_Assignment_
Retrieve each line that contains the word "chevron" from the entries below.

##### Entries shown

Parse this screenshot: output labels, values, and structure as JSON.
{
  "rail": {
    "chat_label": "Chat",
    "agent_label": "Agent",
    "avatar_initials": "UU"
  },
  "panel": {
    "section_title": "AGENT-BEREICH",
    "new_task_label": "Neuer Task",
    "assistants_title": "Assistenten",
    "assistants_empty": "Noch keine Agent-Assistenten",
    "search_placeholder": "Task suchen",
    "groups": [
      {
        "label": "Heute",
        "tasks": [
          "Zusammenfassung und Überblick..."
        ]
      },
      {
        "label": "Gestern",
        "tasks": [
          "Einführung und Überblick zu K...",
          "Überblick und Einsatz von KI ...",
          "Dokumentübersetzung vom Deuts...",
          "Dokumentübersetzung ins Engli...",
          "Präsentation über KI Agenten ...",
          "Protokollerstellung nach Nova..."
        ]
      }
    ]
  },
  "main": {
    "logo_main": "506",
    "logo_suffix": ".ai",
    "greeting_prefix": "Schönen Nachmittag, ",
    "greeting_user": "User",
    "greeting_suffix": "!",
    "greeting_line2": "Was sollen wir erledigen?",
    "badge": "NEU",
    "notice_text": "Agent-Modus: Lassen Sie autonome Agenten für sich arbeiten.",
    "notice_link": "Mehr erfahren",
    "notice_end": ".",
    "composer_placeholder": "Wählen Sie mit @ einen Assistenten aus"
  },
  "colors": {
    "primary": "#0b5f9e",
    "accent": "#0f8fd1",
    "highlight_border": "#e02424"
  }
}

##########
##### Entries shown

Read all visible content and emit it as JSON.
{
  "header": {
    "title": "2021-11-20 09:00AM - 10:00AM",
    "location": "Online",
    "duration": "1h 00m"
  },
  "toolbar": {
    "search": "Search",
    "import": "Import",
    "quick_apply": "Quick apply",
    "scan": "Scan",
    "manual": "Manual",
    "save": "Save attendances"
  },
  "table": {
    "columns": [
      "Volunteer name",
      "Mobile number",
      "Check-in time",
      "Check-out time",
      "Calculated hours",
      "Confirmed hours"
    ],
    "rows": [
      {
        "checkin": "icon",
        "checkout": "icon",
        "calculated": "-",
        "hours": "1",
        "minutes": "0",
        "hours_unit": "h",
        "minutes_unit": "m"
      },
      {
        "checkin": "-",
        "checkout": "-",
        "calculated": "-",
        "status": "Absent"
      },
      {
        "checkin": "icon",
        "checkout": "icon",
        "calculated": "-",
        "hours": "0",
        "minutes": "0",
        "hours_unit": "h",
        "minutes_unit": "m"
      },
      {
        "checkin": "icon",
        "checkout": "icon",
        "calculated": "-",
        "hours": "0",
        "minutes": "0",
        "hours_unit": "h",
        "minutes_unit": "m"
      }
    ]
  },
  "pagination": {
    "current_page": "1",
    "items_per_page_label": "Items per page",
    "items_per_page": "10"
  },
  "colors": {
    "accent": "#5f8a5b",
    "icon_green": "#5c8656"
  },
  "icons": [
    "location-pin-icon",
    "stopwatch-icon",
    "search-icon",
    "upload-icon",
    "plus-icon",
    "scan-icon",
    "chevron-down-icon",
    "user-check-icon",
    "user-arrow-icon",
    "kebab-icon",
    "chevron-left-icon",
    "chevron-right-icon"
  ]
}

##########

_Expected answer_
    "chevron-down-icon",
    "chevron-left-icon",
    "chevron-right-icon"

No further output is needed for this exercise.